I’m encouraged with the 3:18 on the training I did- i know for sure that a much faster PR is waiting as long as I can train appropriately (with speedwork) and stay healthy. 



#medalmonday Ze Pequeno edition. 


What’s next?

Get my hip back to 100%

Day of the dead 5k

Boston 2021

Stairs to get stronger. 

Slowly incorporate speedwork back into my life. 

Find some new challenges. 

“We are so lucky to be able to do this.”— Jill to me before Boston 2018. 

Monday, October 14, 2019

Take the Bridge 2019 {Race Recap}

I’ve followed Take The Bridge for a while. The photos from their races always made the event look crazy fun, so we decided this year was as good as any to try it out. 

We got some pre sale entries and signed up- it typically sells out in minutes.  We really had no idea what to expect. 


The race was Friday night- a few days before the marathon. 
We got numbers to put on our hips and a wristband to designate we were in the race. 

We also got a nice Lululemon long sleeve shirt. 






We also got a drink token for the post race party. 



Once we got to race HQ, I asked a bunch of questions on the logistics. Basically you start the race at a designated spot, then run to the checkpoints any route you want to take. First person back wins cash money.  This race attracts some fast folks. 




We went outside to watch the men’s race- it started 9pm and the women at 9:30. It was roughly 5k total distance depending on which way you took.


Hip numbers on and ready to have fun!

The atmosphere was electric despite it being high 30’s and crazy wind. We cheered for the men and it was really fun.

First place guy averaged low 5’s. Insane.

L kicked ass after some high altitude training in CDMX.

Natali and I ran together for the women’s race. We were both running Chicago a few days later and didn’t want to over do it. We stopped on one bridge for selfies and pics because it was so beautiful.
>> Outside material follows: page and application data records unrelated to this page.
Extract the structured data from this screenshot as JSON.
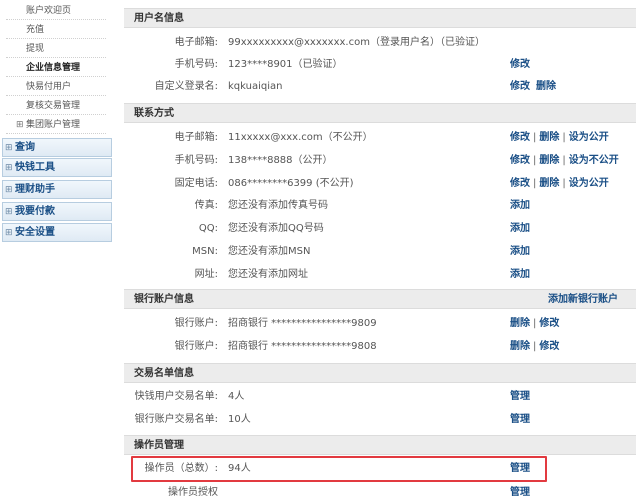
{
  "sidebar": {
    "sub_items": [
      {
        "label": "账户欢迎页",
        "active": false
      },
      {
        "label": "充值",
        "active": false
      },
      {
        "label": "提现",
        "active": false
      },
      {
        "label": "企业信息管理",
        "active": true
      },
      {
        "label": "快易付用户",
        "active": false
      },
      {
        "label": "复核交易管理",
        "active": false
      },
      {
        "label": "集团账户管理",
        "active": false,
        "expander": "⊞"
      }
    ],
    "main_nav": [
      {
        "label": "查询",
        "expander": "⊞"
      },
      {
        "label": "快钱工具",
        "expander": "⊞"
      },
      {
        "label": "理财助手",
        "expander": "⊞"
      },
      {
        "label": "我要付款",
        "expander": "⊞"
      },
      {
        "label": "安全设置",
        "expander": "⊞"
      }
    ]
  },
  "sections": [
    {
      "title": "用户名信息",
      "rows": [
        {
          "label": "电子邮箱:",
          "value": "99xxxxxxxxx@xxxxxxx.com（登录用户名）（已验证）",
          "actions": []
        },
        {
          "label": "手机号码:",
          "value": "123****8901（已验证）",
          "actions": [
            "修改"
          ]
        },
        {
          "label": "自定义登录名:",
          "value": "kqkuaiqian",
          "actions": [
            "修改",
            "删除"
          ],
          "separator": ""
        }
      ]
    },
    {
      "title": "联系方式",
      "rows": [
        {
          "label": "电子邮箱:",
          "value": "11xxxxx@xxx.com（不公开）",
          "actions": [
            "修改",
            "删除",
            "设为公开"
          ],
          "separator": "|"
        },
        {
          "label": "手机号码:",
          "value": "138****8888（公开）",
          "actions": [
            "修改",
            "删除",
            "设为不公开"
          ],
          "separator": "|"
        },
        {
          "label": "固定电话:",
          "value": "086********6399 (不公开)",
          "actions": [
            "修改",
            "删除",
            "设为公开"
          ],
          "separator": "|"
        },
        {
          "label": "传真:",
          "value": "您还没有添加传真号码",
          "actions": [
            "添加"
          ]
        },
        {
          "label": "QQ:",
          "value": "您还没有添加QQ号码",
          "actions": [
            "添加"
          ]
        },
        {
          "label": "MSN:",
          "value": "您还没有添加MSN",
          "actions": [
            "添加"
          ]
        },
        {
          "label": "网址:",
          "value": "您还没有添加网址",
          "actions": [
            "添加"
          ]
        }
      ]
    },
    {
      "title": "银行账户信息",
      "header_link": "添加新银行账户",
      "rows": [
        {
          "label": "银行账户:",
          "value": "招商银行  ****************9809",
          "actions": [
            "删除",
            "修改"
          ],
          "separator": "|"
        },
        {
          "label": "银行账户:",
          "value": "招商银行  ****************9808",
          "actions": [
            "删除",
            "修改"
          ],
          "separator": "|"
        }
      ]
    },
    {
      "title": "交易名单信息",
      "rows": [
        {
          "label": "快钱用户交易名单:",
          "value": "4人",
          "actions": [
            "管理"
          ]
        },
        {
          "label": "银行账户交易名单:",
          "value": "10人",
          "actions": [
            "管理"
          ]
        }
      ]
    },
    {
      "title": "操作员管理",
      "rows": [
        {
          "label": "操作员（总数）:",
          "value": "94人",
          "actions": [
            "管理"
          ]
        },
        {
          "label": "操作员授权",
          "value": "",
          "actions": [
            "管理"
          ]
        }
      ]
    }
  ],
  "colors": {
    "link": "#1a4f86",
    "highlight_border": "#e23a40",
    "section_header_bg": "#ececec"
  }
}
We had a lot of fun chatting and enjoying a crazy race at night. 

We ran into an MRC runner from Seoul that night too.

It was an interesting race experience- I’d consider doing it again if i wasn’t doing a marathon a few days later.


photo by @gnp_photos

You get marked at each checkpoint. We decided 2 checkpoints of 3 was enough. We were super cold by that point.

Post race party was fun- great music, burgers and kombucha.

We took the bridges!

I’m glad we signed up for this as it was a unique race experience. It gave me some ideas for MRC event/races in the future.


It was a fun night with good people. 10/10 would try again.